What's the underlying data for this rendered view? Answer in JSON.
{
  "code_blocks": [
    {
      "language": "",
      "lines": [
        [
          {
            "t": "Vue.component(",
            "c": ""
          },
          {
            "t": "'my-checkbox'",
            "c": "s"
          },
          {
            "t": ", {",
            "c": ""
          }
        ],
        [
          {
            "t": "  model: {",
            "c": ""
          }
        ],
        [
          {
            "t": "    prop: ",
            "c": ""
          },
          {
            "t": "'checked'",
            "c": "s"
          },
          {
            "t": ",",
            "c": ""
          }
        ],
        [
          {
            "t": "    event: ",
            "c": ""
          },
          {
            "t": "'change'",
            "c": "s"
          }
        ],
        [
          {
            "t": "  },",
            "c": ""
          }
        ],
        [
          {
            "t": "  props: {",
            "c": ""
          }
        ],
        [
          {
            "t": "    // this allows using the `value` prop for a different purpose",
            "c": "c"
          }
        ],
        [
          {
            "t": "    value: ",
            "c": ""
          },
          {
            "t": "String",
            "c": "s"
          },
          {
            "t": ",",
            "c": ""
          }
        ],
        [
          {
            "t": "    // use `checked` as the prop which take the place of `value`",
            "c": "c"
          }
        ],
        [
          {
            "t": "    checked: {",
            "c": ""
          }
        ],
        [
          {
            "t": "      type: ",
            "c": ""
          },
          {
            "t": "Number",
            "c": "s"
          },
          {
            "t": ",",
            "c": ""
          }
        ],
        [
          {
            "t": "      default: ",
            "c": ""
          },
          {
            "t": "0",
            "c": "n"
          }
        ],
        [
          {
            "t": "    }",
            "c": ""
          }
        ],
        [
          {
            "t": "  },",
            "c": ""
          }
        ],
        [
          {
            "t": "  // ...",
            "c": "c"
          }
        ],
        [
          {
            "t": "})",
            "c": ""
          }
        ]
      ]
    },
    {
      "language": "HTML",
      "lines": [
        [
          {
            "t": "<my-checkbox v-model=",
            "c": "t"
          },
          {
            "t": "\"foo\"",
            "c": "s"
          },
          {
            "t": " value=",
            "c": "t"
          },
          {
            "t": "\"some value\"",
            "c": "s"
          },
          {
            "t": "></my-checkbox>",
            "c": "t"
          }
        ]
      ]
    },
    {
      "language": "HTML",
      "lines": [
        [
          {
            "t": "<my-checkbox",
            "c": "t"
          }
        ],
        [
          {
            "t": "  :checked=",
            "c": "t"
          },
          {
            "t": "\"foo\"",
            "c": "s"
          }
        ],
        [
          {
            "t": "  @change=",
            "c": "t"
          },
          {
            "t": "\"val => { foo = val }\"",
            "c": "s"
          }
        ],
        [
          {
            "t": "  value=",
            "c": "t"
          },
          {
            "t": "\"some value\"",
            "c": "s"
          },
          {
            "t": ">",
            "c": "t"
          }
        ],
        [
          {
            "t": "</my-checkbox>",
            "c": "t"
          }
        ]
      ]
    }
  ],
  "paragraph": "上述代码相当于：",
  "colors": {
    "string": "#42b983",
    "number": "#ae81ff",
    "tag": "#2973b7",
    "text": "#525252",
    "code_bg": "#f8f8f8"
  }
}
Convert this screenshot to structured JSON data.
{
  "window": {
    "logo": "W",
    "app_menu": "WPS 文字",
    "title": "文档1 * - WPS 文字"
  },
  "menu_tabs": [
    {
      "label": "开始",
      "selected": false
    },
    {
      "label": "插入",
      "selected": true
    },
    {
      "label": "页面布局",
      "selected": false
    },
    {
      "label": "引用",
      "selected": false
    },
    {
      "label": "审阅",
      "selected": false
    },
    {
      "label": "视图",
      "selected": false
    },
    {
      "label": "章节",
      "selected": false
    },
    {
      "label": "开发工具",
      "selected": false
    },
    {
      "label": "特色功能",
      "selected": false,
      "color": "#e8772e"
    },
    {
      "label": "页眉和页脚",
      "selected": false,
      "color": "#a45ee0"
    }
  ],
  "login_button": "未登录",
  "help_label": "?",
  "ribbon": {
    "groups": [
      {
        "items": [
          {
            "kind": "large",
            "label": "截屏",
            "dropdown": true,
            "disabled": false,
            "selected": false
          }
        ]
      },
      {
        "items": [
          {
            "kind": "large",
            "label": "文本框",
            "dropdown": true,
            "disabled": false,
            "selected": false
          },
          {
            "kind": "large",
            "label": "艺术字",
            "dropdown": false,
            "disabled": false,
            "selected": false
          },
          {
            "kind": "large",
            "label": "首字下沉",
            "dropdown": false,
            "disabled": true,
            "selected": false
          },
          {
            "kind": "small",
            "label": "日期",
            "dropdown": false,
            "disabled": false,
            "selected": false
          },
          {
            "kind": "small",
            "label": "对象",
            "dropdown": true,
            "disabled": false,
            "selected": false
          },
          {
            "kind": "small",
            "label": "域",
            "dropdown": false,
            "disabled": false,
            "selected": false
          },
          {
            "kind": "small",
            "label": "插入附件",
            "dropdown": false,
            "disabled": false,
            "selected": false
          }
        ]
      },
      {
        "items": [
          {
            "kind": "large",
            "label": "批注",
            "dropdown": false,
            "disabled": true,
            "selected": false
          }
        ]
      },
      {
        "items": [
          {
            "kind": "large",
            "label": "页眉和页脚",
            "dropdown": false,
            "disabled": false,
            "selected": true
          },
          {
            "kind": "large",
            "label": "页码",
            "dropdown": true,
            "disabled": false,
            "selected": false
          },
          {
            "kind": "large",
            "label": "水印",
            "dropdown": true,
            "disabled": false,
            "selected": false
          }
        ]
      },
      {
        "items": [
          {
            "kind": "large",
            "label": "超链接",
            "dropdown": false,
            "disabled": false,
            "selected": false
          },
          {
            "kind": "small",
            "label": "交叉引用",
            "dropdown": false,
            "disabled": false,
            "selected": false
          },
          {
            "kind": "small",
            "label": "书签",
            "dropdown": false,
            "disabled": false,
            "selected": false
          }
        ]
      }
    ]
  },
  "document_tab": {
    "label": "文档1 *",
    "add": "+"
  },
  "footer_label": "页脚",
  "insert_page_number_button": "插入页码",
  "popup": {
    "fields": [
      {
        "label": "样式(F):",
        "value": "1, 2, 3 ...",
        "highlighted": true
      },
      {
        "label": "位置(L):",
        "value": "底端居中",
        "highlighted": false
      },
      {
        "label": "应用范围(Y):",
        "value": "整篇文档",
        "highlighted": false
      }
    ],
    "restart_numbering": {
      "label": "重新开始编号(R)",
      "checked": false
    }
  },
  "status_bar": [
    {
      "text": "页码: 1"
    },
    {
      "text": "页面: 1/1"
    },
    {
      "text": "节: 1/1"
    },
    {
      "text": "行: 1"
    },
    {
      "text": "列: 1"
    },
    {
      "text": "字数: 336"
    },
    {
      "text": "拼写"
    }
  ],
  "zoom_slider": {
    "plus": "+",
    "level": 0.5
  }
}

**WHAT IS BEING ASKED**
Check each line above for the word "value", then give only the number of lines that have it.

**SOLVED PROBLEM**
10